In this example you’ll learn how to consume the Tour de Flex real-time data feed. As in the previous sample, you will define your Producer, Consumer and ChannelSet objects but this time you will point to the Tour de Flex data feed destination (tdf.sampleviewingfeed).  Since there are other types of data feeds currently collected on the server you need to specify a subtopic of “Flex” to point to the Tour de Flex live data. When the data is received it is simply added to an ArrayCollection and shown as a new entry in the DataGrid.

 

Note: The destination can be accessed using four different channels: RTMP, AMF Streaming, AMF Long Polling, and AMF Polling. You can choose which channel(s) to use to access the destination. For example, if you don't want a dependency on fds.swc, do not use the RTMP channel definition. The order of the channels defined in the ChannelSet tag is important. The system will try to connect using the first one. If that connection fails, it will fall back to the next one, and so on. In production applications, these URLs shouldn't be hardcoded in the application. One alternative is to use a configuration file as described here:

http://coenraets.org/blog/2009/03/externalizing-service-configuration-using-blazeds-and-lcds/

For more information on defining and using channels, see the following link:

http://devgirl.wordpress.com/2009/07/14/livecycle-data-services-channels-and-endpoints-explained/        

 

Complete Source Code:

<?xml version="1.0" encoding="utf-8"?>
<mx:Application xmlns:mx="http://www.adobe.com/2006/mxml" layout="absolute" applicationComplete="init()">

<mx:Script>
<![CDATA[
import mx.messaging.events.MessageEvent;
import mx.collections.ArrayCollection;
import mx.controls.Alert;

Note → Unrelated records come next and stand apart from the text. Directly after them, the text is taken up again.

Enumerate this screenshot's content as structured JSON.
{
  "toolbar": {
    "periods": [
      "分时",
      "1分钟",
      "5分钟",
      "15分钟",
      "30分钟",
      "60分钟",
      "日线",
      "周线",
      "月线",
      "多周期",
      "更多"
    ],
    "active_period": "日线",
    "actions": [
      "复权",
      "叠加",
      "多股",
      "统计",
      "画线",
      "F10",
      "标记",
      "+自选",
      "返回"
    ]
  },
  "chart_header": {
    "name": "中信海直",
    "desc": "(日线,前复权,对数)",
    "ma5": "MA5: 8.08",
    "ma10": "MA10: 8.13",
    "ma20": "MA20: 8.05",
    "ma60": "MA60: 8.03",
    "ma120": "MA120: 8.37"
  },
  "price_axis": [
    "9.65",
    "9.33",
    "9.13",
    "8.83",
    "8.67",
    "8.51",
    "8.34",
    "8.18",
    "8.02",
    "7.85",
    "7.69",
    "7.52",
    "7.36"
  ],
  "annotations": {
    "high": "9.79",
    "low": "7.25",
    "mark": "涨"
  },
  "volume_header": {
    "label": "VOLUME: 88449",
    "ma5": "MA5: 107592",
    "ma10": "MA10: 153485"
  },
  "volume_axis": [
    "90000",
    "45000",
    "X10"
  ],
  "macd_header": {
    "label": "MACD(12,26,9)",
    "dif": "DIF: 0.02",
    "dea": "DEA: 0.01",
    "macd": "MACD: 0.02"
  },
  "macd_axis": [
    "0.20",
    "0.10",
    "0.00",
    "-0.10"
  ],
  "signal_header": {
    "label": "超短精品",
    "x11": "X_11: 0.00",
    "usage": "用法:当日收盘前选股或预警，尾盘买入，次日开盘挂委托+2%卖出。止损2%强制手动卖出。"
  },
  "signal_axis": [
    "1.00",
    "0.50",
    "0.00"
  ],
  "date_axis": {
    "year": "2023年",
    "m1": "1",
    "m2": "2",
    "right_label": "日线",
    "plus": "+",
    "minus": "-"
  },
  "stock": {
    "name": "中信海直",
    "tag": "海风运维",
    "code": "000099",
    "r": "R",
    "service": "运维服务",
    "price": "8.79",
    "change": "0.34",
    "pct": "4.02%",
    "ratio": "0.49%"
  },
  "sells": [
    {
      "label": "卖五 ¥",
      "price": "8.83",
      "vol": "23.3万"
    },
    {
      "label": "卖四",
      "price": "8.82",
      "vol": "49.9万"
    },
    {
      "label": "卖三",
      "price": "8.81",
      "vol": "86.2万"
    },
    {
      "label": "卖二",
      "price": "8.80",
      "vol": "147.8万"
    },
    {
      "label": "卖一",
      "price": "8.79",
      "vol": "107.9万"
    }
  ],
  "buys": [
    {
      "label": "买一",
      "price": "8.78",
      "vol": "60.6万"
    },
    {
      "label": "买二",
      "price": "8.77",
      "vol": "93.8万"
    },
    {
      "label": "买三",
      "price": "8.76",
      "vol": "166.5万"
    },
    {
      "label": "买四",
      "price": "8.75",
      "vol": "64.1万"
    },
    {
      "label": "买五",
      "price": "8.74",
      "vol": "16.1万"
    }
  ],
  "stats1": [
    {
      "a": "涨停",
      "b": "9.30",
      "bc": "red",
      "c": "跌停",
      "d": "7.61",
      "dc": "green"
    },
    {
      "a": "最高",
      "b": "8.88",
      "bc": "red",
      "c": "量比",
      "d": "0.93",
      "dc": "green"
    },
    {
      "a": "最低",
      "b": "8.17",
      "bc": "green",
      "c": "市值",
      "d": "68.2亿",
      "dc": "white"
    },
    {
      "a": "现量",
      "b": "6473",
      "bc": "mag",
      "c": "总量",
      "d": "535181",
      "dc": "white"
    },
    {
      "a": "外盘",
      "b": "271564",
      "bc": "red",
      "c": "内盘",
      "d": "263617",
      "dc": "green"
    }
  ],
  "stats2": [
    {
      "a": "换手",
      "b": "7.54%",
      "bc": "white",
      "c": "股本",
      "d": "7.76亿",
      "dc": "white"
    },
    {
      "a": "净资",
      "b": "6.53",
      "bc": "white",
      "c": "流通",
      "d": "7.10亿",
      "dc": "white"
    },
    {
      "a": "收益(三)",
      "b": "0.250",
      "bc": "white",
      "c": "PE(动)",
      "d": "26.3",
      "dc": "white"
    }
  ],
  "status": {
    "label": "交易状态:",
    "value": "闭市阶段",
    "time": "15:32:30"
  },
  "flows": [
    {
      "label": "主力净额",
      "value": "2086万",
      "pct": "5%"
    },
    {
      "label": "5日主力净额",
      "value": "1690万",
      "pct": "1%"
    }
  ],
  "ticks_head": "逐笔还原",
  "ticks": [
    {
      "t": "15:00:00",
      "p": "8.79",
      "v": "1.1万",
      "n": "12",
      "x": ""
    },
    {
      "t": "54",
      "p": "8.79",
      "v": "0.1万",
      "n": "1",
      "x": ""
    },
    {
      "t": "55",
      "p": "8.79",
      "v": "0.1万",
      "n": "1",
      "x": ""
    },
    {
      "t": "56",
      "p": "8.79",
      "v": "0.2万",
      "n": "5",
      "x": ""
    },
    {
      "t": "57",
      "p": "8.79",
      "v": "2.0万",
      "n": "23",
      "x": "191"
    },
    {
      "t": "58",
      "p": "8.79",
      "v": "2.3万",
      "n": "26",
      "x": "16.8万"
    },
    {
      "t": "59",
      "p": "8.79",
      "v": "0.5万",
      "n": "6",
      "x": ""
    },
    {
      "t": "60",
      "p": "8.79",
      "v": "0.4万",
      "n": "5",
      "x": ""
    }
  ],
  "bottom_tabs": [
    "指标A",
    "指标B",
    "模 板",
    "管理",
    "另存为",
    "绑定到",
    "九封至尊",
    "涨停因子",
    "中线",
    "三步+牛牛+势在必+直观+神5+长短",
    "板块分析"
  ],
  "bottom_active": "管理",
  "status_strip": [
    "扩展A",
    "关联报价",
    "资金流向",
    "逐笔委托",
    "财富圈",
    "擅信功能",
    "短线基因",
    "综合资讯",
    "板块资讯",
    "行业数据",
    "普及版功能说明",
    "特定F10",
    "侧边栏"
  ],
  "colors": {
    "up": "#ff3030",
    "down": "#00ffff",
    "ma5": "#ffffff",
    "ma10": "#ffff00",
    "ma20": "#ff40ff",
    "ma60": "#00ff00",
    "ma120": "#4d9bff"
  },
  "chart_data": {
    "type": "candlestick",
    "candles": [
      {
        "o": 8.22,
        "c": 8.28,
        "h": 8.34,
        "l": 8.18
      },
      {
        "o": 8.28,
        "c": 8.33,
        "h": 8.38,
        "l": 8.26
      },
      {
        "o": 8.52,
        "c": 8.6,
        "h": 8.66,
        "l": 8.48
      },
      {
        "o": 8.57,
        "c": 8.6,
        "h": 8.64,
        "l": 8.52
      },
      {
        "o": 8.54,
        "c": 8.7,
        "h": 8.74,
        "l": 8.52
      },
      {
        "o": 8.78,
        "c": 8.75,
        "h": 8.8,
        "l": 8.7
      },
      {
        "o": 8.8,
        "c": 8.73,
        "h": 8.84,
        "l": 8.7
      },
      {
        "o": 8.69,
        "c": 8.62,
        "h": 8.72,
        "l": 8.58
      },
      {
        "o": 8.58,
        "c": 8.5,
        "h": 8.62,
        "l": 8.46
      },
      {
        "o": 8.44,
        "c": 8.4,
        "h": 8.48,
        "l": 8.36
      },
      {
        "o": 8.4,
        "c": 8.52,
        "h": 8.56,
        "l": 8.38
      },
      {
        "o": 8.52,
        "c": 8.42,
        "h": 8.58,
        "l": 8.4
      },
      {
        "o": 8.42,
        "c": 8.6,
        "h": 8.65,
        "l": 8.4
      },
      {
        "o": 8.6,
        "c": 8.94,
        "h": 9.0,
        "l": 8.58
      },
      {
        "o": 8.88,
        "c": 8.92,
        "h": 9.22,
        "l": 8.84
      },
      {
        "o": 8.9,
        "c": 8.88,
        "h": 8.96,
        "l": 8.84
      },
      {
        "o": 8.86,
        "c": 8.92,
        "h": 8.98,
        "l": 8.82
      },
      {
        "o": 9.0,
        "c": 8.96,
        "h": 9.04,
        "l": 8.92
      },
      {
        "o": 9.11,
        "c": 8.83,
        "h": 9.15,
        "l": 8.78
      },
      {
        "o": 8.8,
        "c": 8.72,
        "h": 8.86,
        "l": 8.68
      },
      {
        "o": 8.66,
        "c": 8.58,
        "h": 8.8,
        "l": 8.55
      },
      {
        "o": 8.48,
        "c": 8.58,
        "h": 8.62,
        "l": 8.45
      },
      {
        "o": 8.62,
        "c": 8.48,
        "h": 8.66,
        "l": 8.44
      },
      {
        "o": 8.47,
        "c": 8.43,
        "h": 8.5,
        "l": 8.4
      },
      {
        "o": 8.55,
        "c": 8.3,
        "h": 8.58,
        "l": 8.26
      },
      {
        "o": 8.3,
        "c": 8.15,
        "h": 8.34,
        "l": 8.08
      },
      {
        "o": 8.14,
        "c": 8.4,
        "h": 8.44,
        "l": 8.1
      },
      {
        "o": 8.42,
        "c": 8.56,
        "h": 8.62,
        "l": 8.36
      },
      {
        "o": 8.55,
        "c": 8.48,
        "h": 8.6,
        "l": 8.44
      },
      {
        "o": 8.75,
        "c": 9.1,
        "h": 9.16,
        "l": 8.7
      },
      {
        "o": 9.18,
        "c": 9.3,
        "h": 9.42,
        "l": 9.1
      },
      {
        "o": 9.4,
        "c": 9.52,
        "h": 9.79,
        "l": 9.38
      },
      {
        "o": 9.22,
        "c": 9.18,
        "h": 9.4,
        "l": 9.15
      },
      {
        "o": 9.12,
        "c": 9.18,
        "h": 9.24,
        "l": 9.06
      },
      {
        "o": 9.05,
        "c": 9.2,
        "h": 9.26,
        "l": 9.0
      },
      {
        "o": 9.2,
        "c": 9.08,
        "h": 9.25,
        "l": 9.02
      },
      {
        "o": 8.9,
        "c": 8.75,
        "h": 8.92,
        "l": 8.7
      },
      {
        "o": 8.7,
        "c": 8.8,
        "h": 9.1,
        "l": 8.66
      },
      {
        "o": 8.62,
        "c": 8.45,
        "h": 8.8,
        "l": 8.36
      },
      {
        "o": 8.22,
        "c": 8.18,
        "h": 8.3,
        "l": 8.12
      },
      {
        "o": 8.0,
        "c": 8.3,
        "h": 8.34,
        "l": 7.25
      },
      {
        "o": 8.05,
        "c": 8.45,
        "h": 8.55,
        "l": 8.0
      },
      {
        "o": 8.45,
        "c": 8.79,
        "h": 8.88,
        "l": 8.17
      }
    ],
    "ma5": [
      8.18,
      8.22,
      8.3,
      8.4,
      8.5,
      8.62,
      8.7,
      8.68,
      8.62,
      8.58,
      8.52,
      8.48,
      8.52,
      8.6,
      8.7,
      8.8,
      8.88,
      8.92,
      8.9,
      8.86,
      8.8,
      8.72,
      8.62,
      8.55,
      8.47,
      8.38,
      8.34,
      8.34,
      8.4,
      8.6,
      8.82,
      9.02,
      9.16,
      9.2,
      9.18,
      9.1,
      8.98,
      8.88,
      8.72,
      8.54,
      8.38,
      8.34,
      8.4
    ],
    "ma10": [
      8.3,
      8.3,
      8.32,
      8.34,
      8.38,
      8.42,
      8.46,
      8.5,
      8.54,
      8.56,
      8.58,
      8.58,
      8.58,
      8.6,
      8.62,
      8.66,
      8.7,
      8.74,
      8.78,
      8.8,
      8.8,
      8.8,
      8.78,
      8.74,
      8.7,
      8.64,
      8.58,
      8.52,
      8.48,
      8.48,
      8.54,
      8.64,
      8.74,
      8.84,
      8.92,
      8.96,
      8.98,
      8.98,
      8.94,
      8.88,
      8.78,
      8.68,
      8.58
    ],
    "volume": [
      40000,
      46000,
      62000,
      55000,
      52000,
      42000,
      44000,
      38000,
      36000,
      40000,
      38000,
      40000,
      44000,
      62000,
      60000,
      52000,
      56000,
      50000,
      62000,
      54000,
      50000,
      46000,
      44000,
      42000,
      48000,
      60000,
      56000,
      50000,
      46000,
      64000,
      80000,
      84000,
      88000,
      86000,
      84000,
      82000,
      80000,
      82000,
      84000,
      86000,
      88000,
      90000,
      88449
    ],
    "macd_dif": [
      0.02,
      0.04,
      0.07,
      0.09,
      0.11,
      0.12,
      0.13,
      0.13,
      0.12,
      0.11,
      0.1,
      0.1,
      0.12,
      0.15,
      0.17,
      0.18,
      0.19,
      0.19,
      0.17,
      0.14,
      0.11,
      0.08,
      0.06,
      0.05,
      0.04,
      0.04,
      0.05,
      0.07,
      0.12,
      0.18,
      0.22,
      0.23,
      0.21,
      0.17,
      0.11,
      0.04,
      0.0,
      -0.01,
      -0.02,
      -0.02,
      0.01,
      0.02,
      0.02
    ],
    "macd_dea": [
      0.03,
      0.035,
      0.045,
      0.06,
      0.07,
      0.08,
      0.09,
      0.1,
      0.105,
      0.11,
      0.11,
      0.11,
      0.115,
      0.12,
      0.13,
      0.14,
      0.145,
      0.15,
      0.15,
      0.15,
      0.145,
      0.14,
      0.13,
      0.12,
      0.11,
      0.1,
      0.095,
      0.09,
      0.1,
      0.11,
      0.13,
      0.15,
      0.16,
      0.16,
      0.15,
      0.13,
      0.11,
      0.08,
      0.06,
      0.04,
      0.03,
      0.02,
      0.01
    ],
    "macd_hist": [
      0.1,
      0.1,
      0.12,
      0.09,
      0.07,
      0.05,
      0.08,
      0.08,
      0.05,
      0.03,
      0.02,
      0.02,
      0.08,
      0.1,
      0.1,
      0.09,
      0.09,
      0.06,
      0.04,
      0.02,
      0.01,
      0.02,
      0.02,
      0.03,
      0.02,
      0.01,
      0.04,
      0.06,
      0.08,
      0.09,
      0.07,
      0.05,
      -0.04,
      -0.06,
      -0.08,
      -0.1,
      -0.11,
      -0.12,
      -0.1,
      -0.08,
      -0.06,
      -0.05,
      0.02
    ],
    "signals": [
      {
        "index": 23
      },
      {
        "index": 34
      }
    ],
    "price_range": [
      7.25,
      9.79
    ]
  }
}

[Bindable]
private var feedItems:ArrayCollection = new ArrayCollection();

private function init():void
{
this.consumer.subscribe();
}
private function messageHandler(event:MessageEvent):void
{
feedItems.addItem(event.message.body);
}

]]>
</mx:Script>

<!-- The destination can be accessed using four different channels: RTMP, AMF Streaming, AMF Long Polling, AMF Polling.
You can choose which channel(s) to use to access the destination: just comment out the channels you don't want to use.
For example, if you don't want a dependency on fds.swc, uncomment the RTMP channel definition. The order of the channels
defined in the ChannelSet tag is important: The system will try to connect using the first one. If that connection fails,
it will fall back to the next one, etc. In real life, these URLs shouldn't be hardcoded in the application... One option
is to use a configuration file as described here:
http://coenraets.org/blog/2009/03/externalizing-service-configuration-using-blazeds-and-lcds/-->
<mx:ChannelSet id="channelSet">
<!-- RTMP channel -->
<!--<mx:RTMPChannel id="rtmp" url="rtmp://tourdeflex.adobe.com:2037"/>-->
<!-- Long Polling Channel -->
<mx:AMFChannel url="http://tourdeflex.adobe.com:8080/lcds-samples/messagebroker/amflongpolling"/>
<!-- Regular polling channel -->
<mx:AMFChannel url="http://tourdeflex.adobe.com:8080/lcds-samples/messagebroker/amfpolling"/>
</mx:ChannelSet>

<mx:Consumer id="consumer"
channelSet="{channelSet}"
destination="tdf.sampleviewingfeed"
subtopic="flex"
message="messageHandler(event)"
fault="Alert.show(event.faultString)"/>

<mx:Panel title="Data Feed" width="100%" height="100%">
<mx:DataGrid id="dg" dataProvider="{feedItems}" width="100%" height="100%"/>
</mx:Panel>

</mx:Application>

 

See the results:

 The end result should look something like the following, where each time a user accesses a Tour de Flex sample, you see it displayed in the DataGrid:

It’s not really pretty, but it’s cool to see real-time data appearing!

 

AttachmentSize
screenshot1.png90.65 KB
screenshot2.png300.22 KB
screenshot3.png52.59 KB
screenshot4.png514.05 KB
screenshot5.png256.45 KB
tourdeflex-screenshot.png144.08 KB
gregsq.jpg69.13 KB
Published at DZone with permission of its author, Holly Schinsky.

(Note: Opinions expressed in this article and its replies are the opinions of their respective authors and not those of DZone, Inc.)